▶ _Exercise prompt_
Each record must be printed again exactly as it appears.

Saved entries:
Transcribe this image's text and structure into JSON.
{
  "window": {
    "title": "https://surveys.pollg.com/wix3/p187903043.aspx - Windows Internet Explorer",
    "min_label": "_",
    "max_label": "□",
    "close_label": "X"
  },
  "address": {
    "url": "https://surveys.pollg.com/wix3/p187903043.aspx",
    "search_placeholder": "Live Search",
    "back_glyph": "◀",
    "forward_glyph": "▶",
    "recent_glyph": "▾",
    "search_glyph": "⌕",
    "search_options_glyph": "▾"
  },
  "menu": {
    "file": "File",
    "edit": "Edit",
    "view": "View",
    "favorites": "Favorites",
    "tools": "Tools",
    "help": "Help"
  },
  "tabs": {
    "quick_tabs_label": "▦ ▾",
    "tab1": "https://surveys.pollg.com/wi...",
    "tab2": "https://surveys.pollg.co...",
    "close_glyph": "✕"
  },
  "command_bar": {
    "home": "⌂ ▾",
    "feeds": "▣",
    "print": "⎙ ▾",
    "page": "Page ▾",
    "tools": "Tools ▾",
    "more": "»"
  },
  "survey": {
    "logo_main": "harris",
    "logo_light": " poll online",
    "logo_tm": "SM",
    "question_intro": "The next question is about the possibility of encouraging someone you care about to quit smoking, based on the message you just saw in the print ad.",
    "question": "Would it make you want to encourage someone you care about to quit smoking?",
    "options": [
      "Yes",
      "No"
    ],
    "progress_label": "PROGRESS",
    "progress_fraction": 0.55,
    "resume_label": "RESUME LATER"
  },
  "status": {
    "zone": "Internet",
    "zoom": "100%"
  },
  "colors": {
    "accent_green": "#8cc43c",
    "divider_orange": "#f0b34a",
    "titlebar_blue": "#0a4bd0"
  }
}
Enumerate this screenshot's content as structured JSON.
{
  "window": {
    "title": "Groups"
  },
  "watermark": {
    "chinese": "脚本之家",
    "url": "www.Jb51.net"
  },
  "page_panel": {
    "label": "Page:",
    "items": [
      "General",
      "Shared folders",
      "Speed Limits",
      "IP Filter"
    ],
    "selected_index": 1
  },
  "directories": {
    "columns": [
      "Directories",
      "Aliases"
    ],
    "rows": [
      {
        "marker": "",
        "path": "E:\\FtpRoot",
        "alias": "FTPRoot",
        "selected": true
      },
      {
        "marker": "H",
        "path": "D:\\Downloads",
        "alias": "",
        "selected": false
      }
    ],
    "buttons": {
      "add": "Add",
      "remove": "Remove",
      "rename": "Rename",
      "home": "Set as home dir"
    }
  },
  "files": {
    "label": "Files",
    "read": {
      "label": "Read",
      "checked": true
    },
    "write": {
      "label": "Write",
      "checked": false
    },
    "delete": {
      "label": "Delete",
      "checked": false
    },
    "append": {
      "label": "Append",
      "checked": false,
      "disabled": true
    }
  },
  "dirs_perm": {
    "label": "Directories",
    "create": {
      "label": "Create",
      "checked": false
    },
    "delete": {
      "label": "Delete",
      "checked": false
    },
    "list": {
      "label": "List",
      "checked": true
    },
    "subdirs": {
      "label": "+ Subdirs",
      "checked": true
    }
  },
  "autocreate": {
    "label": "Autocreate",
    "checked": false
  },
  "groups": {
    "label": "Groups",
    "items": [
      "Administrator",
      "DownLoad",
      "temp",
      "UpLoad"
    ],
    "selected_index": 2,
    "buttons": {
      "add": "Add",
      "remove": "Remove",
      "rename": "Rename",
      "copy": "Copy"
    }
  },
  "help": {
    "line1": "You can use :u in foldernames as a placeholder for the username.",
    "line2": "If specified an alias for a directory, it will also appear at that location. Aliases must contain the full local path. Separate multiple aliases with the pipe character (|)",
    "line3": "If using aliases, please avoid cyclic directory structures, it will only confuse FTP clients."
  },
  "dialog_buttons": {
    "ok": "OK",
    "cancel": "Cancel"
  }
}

▶ _Written response_
Transcribe this image's text and structure into JSON.
{
  "window": {
    "title": "https://surveys.pollg.com/wix3/p187903043.aspx - Windows Internet Explorer",
    "min_label": "_",
    "max_label": "□",
    "close_label": "X"
  },
  "address": {
    "url": "https://surveys.pollg.com/wix3/p187903043.aspx",
    "search_placeholder": "Live Search",
    "back_glyph": "◀",
    "forward_glyph": "▶",
    "recent_glyph": "▾",
    "search_glyph": "⌕",
    "search_options_glyph": "▾"
  },
  "menu": {
    "file": "File",
    "edit": "Edit",
    "view": "View",
    "favorites": "Favorites",
    "tools": "Tools",
    "help": "Help"
  },
  "tabs": {
    "quick_tabs_label": "▦ ▾",
    "tab1": "https://surveys.pollg.com/wi...",
    "tab2": "https://surveys.pollg.co...",
    "close_glyph": "✕"
  },
  "command_bar": {
    "home": "⌂ ▾",
    "feeds": "▣",
    "print": "⎙ ▾",
    "page": "Page ▾",
    "tools": "Tools ▾",
    "more": "»"
  },
  "survey": {
    "logo_main": "harris",
    "logo_light": " poll online",
    "logo_tm": "SM",
    "question_intro": "The next question is about the possibility of encouraging someone you care about to quit smoking, based on the message you just saw in the print ad.",
    "question": "Would it make you want to encourage someone you care about to quit smoking?",
    "options": [
      "Yes",
      "No"
    ],
    "progress_label": "PROGRESS",
    "progress_fraction": 0.55,
    "resume_label": "RESUME LATER"
  },
  "status": {
    "zone": "Internet",
    "zoom": "100%"
  },
  "colors": {
    "accent_green": "#8cc43c",
    "divider_orange": "#f0b34a",
    "titlebar_blue": "#0a4bd0"
  }
}
Enumerate this screenshot's content as structured JSON.
{
  "window": {
    "title": "Groups"
  },
  "watermark": {
    "chinese": "脚本之家",
    "url": "www.Jb51.net"
  },
  "page_panel": {
    "label": "Page:",
    "items": [
      "General",
      "Shared folders",
      "Speed Limits",
      "IP Filter"
    ],
    "selected_index": 1
  },
  "directories": {
    "columns": [
      "Directories",
      "Aliases"
    ],
    "rows": [
      {
        "marker": "",
        "path": "E:\\FtpRoot",
        "alias": "FTPRoot",
        "selected": true
      },
      {
        "marker": "H",
        "path": "D:\\Downloads",
        "alias": "",
        "selected": false
      }
    ],
    "buttons": {
      "add": "Add",
      "remove": "Remove",
      "rename": "Rename",
      "home": "Set as home dir"
    }
  },
  "files": {
    "label": "Files",
    "read": {
      "label": "Read",
      "checked": true
    },
    "write": {
      "label": "Write",
      "checked": false
    },
    "delete": {
      "label": "Delete",
      "checked": false
    },
    "append": {
      "label": "Append",
      "checked": false,
      "disabled": true
    }
  },
  "dirs_perm": {
    "label": "Directories",
    "create": {
      "label": "Create",
      "checked": false
    },
    "delete": {
      "label": "Delete",
      "checked": false
    },
    "list": {
      "label": "List",
      "checked": true
    },
    "subdirs": {
      "label": "+ Subdirs",
      "checked": true
    }
  },
  "autocreate": {
    "label": "Autocreate",
    "checked": false
  },
  "groups": {
    "label": "Groups",
    "items": [
      "Administrator",
      "DownLoad",
      "temp",
      "UpLoad"
    ],
    "selected_index": 2,
    "buttons": {
      "add": "Add",
      "remove": "Remove",
      "rename": "Rename",
      "copy": "Copy"
    }
  },
  "help": {
    "line1": "You can use :u in foldernames as a placeholder for the username.",
    "line2": "If specified an alias for a directory, it will also appear at that location. Aliases must contain the full local path. Separate multiple aliases with the pipe character (|)",
    "line3": "If using aliases, please avoid cyclic directory structures, it will only confuse FTP clients."
  },
  "dialog_buttons": {
    "ok": "OK",
    "cancel": "Cancel"
  }
}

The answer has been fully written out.